● Input data
== == ==
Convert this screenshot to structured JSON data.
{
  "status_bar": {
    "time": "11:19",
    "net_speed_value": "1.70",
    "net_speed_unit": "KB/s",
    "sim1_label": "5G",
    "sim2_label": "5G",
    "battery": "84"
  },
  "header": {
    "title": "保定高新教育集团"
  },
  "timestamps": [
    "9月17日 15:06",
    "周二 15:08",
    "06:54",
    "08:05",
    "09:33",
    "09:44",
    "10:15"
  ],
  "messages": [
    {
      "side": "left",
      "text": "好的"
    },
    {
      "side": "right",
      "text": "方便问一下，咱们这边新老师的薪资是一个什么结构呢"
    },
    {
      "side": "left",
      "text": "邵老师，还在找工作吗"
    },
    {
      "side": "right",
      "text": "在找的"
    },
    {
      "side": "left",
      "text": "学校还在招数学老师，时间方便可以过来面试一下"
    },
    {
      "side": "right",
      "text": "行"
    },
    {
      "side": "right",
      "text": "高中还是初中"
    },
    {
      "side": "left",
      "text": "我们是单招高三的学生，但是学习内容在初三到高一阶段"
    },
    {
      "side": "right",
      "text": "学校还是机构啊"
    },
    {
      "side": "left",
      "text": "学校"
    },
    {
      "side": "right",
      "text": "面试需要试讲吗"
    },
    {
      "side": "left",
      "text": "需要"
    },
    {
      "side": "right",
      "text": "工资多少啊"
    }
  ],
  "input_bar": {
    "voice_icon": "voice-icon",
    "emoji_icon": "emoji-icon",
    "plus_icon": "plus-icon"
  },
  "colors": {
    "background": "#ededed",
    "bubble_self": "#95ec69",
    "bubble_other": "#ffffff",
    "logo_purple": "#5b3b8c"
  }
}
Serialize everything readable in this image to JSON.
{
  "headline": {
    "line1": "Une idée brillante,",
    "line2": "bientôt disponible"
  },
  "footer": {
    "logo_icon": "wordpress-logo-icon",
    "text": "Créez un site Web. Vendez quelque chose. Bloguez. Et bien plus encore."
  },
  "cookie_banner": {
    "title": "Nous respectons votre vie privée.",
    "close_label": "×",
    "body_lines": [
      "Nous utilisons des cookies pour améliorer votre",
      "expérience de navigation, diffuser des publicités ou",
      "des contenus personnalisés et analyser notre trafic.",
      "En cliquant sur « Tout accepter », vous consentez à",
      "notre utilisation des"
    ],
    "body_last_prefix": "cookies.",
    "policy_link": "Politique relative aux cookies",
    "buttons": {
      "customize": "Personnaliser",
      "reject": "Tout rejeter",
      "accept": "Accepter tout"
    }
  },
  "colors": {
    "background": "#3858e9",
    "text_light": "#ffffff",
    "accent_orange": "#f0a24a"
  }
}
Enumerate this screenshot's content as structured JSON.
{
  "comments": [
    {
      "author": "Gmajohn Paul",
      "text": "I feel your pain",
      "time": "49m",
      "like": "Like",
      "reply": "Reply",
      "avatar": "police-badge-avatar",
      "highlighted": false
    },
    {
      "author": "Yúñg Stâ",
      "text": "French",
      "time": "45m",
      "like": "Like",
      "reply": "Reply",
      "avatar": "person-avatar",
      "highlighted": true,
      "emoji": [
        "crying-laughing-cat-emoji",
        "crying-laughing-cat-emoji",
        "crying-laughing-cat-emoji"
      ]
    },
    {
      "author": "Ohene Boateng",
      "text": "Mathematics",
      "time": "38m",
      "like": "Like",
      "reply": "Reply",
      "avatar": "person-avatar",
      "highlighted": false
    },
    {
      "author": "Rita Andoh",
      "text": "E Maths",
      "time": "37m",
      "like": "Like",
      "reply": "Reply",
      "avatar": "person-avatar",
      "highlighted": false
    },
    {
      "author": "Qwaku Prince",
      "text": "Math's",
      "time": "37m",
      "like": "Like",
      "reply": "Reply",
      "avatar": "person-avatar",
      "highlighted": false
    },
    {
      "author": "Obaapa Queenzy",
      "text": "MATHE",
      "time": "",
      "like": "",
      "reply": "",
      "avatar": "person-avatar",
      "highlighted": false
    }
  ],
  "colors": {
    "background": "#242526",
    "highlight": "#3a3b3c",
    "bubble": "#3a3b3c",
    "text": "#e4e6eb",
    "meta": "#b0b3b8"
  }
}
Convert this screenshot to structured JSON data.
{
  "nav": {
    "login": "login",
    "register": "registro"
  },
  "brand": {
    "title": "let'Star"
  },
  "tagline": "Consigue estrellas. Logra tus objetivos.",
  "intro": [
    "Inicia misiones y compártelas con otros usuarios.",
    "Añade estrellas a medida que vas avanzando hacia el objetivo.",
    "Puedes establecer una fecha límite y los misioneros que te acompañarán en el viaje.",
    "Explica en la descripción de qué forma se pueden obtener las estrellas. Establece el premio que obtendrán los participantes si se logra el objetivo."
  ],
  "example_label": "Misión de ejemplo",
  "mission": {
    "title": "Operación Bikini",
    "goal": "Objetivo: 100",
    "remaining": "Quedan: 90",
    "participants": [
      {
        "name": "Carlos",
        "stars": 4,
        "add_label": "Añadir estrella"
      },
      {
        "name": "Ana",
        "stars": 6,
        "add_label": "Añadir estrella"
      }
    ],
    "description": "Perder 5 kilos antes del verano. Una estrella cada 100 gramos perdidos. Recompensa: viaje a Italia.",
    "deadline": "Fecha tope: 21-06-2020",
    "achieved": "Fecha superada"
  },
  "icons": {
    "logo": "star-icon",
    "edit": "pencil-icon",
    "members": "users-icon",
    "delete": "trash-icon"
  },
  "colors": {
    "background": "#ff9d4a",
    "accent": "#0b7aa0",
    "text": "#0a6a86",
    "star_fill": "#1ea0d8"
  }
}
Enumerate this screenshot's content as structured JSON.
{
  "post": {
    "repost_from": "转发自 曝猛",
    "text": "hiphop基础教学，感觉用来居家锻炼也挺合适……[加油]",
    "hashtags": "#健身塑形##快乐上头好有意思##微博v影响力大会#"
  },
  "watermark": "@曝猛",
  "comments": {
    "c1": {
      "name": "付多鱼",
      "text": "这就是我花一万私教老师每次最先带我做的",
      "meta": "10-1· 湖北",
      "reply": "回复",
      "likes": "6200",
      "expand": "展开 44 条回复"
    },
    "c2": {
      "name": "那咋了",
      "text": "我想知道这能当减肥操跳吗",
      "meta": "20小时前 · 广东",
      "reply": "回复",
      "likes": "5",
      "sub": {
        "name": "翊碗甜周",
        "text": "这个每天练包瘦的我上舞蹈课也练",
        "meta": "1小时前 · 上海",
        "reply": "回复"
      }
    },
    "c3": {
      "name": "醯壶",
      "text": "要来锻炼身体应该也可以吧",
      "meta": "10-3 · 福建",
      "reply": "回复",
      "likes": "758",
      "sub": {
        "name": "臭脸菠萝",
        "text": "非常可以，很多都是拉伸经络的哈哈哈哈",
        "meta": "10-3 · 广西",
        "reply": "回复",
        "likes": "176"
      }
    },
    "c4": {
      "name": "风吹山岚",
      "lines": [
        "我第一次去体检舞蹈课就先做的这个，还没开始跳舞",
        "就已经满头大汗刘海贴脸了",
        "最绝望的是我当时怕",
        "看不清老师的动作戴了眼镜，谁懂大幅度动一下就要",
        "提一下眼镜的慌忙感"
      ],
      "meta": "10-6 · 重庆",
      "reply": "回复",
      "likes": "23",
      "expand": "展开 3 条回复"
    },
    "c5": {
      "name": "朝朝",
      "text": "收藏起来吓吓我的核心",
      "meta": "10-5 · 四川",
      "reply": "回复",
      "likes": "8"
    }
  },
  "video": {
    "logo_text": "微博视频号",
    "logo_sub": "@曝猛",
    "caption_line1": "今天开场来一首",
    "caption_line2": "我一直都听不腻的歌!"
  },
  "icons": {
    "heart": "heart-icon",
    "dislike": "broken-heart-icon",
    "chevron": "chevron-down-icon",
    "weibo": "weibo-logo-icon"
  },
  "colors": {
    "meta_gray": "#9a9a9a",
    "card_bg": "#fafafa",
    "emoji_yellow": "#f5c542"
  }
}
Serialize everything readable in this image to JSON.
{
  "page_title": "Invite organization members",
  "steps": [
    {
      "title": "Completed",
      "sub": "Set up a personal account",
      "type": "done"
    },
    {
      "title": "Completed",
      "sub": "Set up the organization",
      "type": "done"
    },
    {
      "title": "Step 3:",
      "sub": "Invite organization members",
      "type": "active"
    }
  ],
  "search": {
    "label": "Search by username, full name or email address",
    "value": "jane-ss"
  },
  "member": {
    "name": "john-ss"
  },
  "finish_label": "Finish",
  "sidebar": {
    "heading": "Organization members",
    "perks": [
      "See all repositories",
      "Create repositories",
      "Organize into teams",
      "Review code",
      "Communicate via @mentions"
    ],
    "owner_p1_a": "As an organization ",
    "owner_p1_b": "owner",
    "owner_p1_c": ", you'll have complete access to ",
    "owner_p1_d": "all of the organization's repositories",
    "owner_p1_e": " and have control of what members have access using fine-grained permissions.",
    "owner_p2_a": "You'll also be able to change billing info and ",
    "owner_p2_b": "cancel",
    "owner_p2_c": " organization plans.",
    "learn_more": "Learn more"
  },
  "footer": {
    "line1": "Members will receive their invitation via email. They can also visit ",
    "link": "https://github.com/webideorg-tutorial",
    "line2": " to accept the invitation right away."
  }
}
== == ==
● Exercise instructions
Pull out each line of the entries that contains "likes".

● Solution
      "likes": "6200",
      "likes": "5",
      "likes": "758",
        "likes": "176"
      "likes": "23",
      "likes": "8"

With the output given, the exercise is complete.